A few things have worked for me. I’m not very good on social media but have started to put all my runs on my Facebook page and talking about how I’ve got to run a certain mileage and taking photos along the route and then posting them. I’ve always found that if it’s raining (which it always seems to do just as I’m going out for my run) and I take a picture of me wet, and someone will always send me some money whilst they are laughing!
I am trying to talk about it all the time and boring people stupid. I even had an estate agent over the afternoon I wrote this blog, and when he saw my medals, ‘Aha!’ I thought ... ‘An opportunity here!’. It worked, £20 in the bag!
Also, when I’ve been posting my JustGiving page, I have been adding how MS-UK really struggled through the pandemic and how they had to sell their building in order to keep the charity going, pulling on their heart strings… but sadly the truth. Another £50 in the pot.
I wish I could offer more helpful tips. But one thing I do know (though not something you should rely on), that on the two weeks up to the marathon people start to come forward a little bit more to donate, especially if you keep reminding them how far you had run that week.
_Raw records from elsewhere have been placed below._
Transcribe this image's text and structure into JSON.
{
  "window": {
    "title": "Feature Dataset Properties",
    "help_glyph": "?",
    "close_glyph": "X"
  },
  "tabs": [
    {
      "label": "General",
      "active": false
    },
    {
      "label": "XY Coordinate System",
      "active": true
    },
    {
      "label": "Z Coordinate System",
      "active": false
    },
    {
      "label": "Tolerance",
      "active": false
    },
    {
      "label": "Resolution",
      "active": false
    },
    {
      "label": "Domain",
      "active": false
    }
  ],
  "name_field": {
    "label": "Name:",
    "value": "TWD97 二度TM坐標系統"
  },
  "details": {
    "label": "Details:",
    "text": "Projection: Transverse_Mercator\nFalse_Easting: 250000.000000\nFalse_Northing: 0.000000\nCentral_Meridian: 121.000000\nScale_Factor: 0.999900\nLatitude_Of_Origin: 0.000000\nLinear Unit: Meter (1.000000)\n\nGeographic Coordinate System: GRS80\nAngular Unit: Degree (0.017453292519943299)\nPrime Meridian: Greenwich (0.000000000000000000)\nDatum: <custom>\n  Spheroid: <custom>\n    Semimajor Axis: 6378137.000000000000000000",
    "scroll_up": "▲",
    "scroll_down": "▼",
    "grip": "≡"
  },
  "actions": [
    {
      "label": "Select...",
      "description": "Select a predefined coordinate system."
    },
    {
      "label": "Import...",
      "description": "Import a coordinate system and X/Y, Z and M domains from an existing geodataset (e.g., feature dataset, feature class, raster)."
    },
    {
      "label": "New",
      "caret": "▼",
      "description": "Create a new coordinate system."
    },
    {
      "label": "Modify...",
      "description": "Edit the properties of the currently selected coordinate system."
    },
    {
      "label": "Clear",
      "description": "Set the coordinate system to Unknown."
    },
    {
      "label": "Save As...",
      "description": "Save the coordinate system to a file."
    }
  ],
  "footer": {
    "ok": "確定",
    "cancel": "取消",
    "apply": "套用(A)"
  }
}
Also, the day after the marathon when you limp into work in your slippers, they feel so sorry for you they have no option but to hand you money!
Good luck and happy running.
Ever forget where you’ve put your keys? Struggle to find the word that’s on the tip of your tongue? Can’t concentrate? You’re not alone. Thinking and memory problems affect more than half of all people with MS and can have a big impact on your day-to-day life. The MS Trust website offers an interactive web zone to provide everyday tips and tricks to help lift the ‘cog fog’.
‘Cognition’ is the general word that covers all aspects of thinking. It includes memory, concentration, and planning. The MS Trust have developed Staying Smart for people who want to learn more about how MS affects their cognition and to take action to reduce the impact that these problems have on everyday life.
Cognition difficulties generally fall into one of six categories, so Staying Smart focusses on those to help you quickly navigate to the information you need. You can work out which type of thinking is tricky for you, and select one of the everyday problems you experience, this will take you directly to the expert advice, hints and tips you can use yourself.
The most important feature of Staying Smart is you! It gives you the opportunity to learn from other people with MS facing similar issues. On each of the six key information pages, we encourage you to add any ideas and hacks which have made all the difference to you. It might be just the thing that someone else needs to help them.
To take a look at Staying Smart to both give and get advice take a look at the MS Trust's website: www.mstrust.org.uk/staying-smart